Comes with trading limitations and investment risks
Both long-term and short-term investors should note that spot bitcoin ETPs can only be bought or sold during traditional market hours. Bitcoin, however, trades 24/7.
In the past, bitcoin has sometimes made significant double-digit moves on weekends. As an ETP holder, you’ll have to wait until the market opens to enter or exit your positions, which means you may miss these moves. Depending on your strategy, this may present challenges—especially if there’s a big drop in price.
Similarly, investors should note that spot bitcoin ETPs are new, and it remains to be seen whether they will achieve widespread adoption.

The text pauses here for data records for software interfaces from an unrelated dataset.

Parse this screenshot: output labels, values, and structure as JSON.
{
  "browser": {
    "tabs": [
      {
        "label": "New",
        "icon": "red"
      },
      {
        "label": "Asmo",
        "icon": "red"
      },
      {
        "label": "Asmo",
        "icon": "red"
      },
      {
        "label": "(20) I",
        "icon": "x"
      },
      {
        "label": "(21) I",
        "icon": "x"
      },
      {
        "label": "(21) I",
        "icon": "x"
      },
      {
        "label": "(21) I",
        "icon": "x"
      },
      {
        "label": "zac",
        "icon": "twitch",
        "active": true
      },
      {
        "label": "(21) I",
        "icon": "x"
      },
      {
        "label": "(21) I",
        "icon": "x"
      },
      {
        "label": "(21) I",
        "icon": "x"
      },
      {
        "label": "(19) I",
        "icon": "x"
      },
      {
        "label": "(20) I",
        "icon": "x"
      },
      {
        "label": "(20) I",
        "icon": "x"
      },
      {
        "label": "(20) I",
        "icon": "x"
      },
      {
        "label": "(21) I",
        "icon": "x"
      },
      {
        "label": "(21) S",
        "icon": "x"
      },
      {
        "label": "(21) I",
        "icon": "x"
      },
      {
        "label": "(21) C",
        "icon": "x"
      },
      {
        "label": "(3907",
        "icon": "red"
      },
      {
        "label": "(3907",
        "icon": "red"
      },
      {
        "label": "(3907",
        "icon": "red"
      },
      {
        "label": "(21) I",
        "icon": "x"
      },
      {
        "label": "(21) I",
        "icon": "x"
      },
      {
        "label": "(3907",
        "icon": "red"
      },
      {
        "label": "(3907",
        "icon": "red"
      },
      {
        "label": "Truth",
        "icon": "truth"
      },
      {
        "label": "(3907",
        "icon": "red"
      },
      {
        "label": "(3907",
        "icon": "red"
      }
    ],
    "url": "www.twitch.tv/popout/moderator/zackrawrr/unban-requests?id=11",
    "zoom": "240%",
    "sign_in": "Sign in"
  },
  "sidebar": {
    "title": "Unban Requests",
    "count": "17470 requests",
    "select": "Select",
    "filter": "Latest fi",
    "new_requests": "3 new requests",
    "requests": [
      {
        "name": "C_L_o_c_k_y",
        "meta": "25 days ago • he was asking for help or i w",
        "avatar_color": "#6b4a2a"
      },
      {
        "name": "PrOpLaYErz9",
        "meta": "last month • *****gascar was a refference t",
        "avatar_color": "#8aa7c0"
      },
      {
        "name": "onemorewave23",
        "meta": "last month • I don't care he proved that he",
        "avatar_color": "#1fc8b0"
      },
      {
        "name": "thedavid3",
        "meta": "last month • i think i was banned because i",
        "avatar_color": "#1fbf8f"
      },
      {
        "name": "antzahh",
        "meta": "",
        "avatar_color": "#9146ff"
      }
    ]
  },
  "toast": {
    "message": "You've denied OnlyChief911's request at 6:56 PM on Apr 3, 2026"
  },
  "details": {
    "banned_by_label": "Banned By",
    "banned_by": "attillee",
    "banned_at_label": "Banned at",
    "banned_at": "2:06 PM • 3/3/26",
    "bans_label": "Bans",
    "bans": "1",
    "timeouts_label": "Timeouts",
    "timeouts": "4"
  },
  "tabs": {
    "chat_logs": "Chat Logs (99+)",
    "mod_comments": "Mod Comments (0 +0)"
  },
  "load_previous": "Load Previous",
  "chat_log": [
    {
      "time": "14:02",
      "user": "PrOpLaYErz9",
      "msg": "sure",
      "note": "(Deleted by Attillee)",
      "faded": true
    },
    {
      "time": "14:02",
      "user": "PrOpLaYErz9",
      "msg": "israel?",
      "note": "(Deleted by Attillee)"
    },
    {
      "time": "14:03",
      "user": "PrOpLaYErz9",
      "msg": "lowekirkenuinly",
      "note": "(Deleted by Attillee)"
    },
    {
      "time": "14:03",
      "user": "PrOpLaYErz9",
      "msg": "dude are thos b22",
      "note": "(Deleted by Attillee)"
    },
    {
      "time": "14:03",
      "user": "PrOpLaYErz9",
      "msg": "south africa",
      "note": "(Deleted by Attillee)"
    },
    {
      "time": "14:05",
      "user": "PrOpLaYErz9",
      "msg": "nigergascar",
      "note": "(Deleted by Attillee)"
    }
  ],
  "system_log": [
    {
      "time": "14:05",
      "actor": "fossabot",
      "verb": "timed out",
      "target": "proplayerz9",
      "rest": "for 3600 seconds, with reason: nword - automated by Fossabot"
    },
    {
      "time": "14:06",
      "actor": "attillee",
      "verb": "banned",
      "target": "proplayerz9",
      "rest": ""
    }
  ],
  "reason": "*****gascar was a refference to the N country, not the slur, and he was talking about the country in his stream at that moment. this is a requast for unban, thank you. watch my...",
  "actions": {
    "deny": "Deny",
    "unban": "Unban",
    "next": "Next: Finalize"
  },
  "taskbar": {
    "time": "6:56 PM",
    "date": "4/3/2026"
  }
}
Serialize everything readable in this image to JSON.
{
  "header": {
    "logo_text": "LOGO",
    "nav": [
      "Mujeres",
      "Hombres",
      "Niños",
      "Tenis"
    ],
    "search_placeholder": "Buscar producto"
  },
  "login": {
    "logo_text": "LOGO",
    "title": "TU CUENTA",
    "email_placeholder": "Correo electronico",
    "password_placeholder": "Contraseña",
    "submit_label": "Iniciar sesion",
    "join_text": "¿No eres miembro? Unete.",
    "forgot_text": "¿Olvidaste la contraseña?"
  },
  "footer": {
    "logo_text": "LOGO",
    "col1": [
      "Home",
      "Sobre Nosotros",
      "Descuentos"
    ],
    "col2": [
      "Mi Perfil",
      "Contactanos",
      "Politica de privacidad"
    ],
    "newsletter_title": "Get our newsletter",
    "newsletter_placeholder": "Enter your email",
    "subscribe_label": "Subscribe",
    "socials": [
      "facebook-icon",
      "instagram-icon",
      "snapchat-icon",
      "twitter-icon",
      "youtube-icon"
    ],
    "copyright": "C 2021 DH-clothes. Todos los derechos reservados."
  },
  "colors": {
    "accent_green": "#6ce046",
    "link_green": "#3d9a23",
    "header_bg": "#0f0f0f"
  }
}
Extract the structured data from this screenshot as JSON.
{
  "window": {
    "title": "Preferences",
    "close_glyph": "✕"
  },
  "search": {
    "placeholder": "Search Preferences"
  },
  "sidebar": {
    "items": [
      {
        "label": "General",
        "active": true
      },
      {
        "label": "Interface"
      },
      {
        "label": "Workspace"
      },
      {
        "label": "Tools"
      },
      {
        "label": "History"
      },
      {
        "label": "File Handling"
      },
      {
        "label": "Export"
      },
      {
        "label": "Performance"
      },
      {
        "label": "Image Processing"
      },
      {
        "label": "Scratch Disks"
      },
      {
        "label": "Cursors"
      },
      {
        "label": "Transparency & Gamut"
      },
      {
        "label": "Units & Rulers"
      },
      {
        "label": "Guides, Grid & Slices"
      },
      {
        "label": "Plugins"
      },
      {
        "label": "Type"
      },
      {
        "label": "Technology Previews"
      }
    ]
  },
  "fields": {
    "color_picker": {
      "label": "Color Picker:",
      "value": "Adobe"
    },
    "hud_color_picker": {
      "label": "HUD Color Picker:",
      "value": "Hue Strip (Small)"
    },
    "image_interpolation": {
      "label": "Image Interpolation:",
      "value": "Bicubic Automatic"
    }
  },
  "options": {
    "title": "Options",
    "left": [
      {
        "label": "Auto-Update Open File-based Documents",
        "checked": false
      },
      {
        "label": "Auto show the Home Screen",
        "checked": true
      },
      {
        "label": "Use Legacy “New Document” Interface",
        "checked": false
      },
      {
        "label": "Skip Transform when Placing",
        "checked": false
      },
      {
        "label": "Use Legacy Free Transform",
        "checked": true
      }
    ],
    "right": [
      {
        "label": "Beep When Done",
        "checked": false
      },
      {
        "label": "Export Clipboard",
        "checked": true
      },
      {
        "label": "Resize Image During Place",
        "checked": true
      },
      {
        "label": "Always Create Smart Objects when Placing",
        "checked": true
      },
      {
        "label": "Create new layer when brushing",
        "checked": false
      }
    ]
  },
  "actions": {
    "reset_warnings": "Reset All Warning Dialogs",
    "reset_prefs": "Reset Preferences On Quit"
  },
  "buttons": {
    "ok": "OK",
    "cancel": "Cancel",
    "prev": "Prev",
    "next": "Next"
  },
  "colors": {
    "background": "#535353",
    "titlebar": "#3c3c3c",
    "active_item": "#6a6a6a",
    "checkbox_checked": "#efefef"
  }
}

If they don’t, there may be liquidity issues; i.e., your buys may only get filled at higher prices than what you’re looking for, and your sells may be filled at lower prices.
There are also tracking errors to consider. Like with other ETPs, spot bitcoin ETPs won't reflect bitcoin’s price perfectly. This can be due to factors like management fees and rebalancing costs and delays, which don’t exist if you buy bitcoin directly. So while buying an ETP may give your portfolio exposure to bitcoin’s macro movements, it won't track it on a precise 1:1 basis.
Finally, note that buying the ETP does not shield investors from bitcoin’s volatility, which has been substantial at times throughout its history. Unlike many other ETFs and ETPs, which diversify their risk across several stocks or commodities within a specific sector, spot bitcoin ETP holdings are concentrated in bitcoin. Investors should keep this in mind when deciding how to allocate their portfolios.
Buying bitcoin directly vs. buying a spot bitcoin ETP
If you understand the risks and are deciding between buying bitcoin directly or a spot bitcoin ETP, the differences might be best summed up as functionality versus convenience. Buying bitcoin will give you access to the features Nakamoto envisioned, but you must be willing to learn the nuances of crypto cybersecurity and management.
Buying a spot bitcoin ETP allows you to quickly enter the crypto market without necessarily learning the technical details. In return, however, your holdings aren’t truly decentralized, can’t be used to pay for goods and services, could be exposed to tracking errors, and come with trading limitations detailed in the section above.
Ultimately, no matter which route you take, remember that bitcoin and other cryptocurrencies are highly volatile, and may be more susceptible to market manipulation than other securities. Note that crypto holders do not benefit from the same regulatory protections applicable to registered securities, and the future regulatory environment for crypto is currently uncertain. Crypto is not insured by the Federal Deposit Insurance Corporation or the Securities Investor Protection Corporation, meaning you should only buy bitcoin with an amount you’re willing to lose.